# ACTIVITY
Copies of all lines containing the string "email" are needed from the data below.
START RECORDS SHOWN
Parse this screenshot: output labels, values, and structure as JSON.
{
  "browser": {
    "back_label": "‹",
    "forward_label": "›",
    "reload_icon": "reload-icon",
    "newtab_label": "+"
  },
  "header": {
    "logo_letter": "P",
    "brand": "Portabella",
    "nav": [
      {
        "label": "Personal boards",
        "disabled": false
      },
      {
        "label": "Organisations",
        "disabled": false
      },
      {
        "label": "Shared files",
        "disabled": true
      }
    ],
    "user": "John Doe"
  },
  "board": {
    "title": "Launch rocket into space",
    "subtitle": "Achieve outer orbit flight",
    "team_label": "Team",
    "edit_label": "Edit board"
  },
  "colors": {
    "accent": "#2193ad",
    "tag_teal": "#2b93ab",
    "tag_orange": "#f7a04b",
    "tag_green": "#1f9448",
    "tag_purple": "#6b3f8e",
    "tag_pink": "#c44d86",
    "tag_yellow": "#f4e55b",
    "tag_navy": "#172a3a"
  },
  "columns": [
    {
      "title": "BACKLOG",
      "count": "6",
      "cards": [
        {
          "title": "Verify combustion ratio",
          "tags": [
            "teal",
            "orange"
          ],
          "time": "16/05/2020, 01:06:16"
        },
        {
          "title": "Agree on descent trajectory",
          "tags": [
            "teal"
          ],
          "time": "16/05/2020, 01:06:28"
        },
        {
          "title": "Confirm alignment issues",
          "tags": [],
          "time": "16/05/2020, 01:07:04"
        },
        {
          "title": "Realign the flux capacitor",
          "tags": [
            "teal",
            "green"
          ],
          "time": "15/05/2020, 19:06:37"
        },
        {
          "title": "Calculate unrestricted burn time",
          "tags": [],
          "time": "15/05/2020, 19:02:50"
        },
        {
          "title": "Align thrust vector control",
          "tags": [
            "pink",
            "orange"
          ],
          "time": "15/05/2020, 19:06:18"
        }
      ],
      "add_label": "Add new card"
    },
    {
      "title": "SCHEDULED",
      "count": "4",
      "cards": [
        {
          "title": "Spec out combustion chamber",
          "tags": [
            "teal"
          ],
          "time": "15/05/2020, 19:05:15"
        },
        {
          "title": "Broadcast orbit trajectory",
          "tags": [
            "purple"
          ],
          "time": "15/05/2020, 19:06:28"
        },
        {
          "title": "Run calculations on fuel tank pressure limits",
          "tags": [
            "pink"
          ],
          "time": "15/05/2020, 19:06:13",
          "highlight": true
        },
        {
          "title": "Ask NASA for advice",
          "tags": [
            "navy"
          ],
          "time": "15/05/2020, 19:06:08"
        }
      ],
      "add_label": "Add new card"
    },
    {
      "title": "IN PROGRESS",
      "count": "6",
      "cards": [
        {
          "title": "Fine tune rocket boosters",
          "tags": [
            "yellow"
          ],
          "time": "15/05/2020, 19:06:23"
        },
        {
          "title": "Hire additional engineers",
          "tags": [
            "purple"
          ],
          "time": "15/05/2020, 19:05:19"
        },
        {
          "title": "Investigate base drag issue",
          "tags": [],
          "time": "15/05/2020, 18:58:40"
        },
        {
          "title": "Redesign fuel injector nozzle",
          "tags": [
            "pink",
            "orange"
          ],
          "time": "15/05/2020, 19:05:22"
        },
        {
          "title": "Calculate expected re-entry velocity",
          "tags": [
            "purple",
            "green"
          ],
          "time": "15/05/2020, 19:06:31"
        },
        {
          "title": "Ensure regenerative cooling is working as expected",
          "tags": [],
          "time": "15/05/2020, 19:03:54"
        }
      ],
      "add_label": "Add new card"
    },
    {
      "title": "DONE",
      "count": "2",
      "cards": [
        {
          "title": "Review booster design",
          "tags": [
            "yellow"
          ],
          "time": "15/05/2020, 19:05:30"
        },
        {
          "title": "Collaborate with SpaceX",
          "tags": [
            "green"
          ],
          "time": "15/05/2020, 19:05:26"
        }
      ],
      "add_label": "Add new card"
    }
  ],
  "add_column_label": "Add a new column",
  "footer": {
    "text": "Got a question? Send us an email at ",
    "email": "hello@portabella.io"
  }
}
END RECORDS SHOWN
# EXPECTED OUTPUT
    "text": "Got a question? Send us an email at ",
    "email": "hello@portabella.io"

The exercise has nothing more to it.